(ACTIVITY) Go through the material below and return each line with the string "label" in it.

(DATA SHOWN)
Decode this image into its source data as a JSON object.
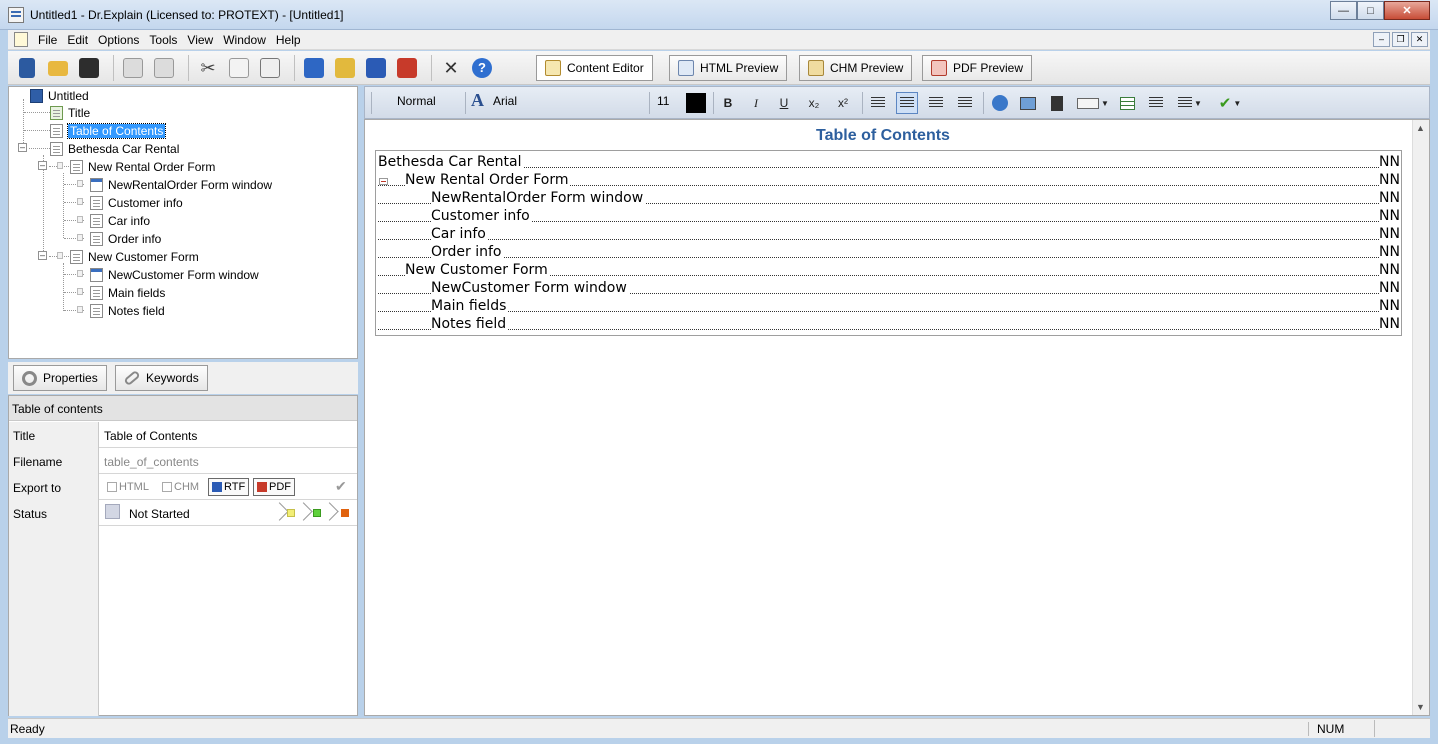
{
  "window": {
    "title": "Untitled1 - Dr.Explain (Licensed to: PROTEXT) - [Untitled1]",
    "min": "—",
    "max": "□",
    "close": "✕"
  },
  "menu": [
    "File",
    "Edit",
    "Options",
    "Tools",
    "View",
    "Window",
    "Help"
  ],
  "mdi": {
    "min": "–",
    "restore": "❐",
    "close": "✕"
  },
  "toolbar": {
    "tabs": [
      {
        "label": "Content Editor",
        "icon": "pencil-icon"
      },
      {
        "label": "HTML Preview",
        "icon": "html-preview-icon"
      },
      {
        "label": "CHM Preview",
        "icon": "chm-preview-icon"
      },
      {
        "label": "PDF Preview",
        "icon": "pdf-preview-icon"
      }
    ],
    "help": "?"
  },
  "tree": {
    "root": "Untitled",
    "nodes": [
      "Title",
      "Table of Contents",
      "Bethesda Car Rental",
      "New Rental Order Form",
      "NewRentalOrder Form window",
      "Customer info",
      "Car info",
      "Order info",
      "New Customer Form",
      "NewCustomer Form window",
      "Main fields",
      "Notes field"
    ]
  },
  "props": {
    "tabs": {
      "properties": "Properties",
      "keywords": "Keywords"
    },
    "header": "Table of contents",
    "title_key": "Title",
    "title_val": "Table of Contents",
    "filename_key": "Filename",
    "filename_val": "table_of_contents",
    "export_key": "Export to",
    "export": {
      "html": "HTML",
      "chm": "CHM",
      "rtf": "RTF",
      "pdf": "PDF"
    },
    "status_key": "Status",
    "status_val": "Not Started",
    "status_colors": [
      "#f2ee76",
      "#5fd13c",
      "#e0620e"
    ]
  },
  "editor_toolbar": {
    "style": "Normal",
    "font": "Arial",
    "size": "11",
    "bold": "B",
    "italic": "I",
    "underline": "U",
    "sub": "x₂",
    "sup": "x²",
    "font_color": "#000000"
  },
  "document": {
    "title": "Table of Contents",
    "entries": [
      {
        "text": "Bethesda Car Rental",
        "page": "NN"
      },
      {
        "text": "New Rental Order Form",
        "page": "NN"
      },
      {
        "text": "NewRentalOrder Form window",
        "page": "NN"
      },
      {
        "text": "Customer info",
        "page": "NN"
      },
      {
        "text": "Car info",
        "page": "NN"
      },
      {
        "text": "Order info",
        "page": "NN"
      },
      {
        "text": "New Customer Form",
        "page": "NN"
      },
      {
        "text": "NewCustomer Form window",
        "page": "NN"
      },
      {
        "text": "Main fields",
        "page": "NN"
      },
      {
        "text": "Notes field",
        "page": "NN"
      }
    ]
  },
  "statusbar": {
    "status": "Ready",
    "num": "NUM"
  }
}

(ANSWER TO THIS PROBLEM)
        "label": "Content Editor",
        "label": "HTML Preview",
        "label": "CHM Preview",
        "label": "PDF Preview",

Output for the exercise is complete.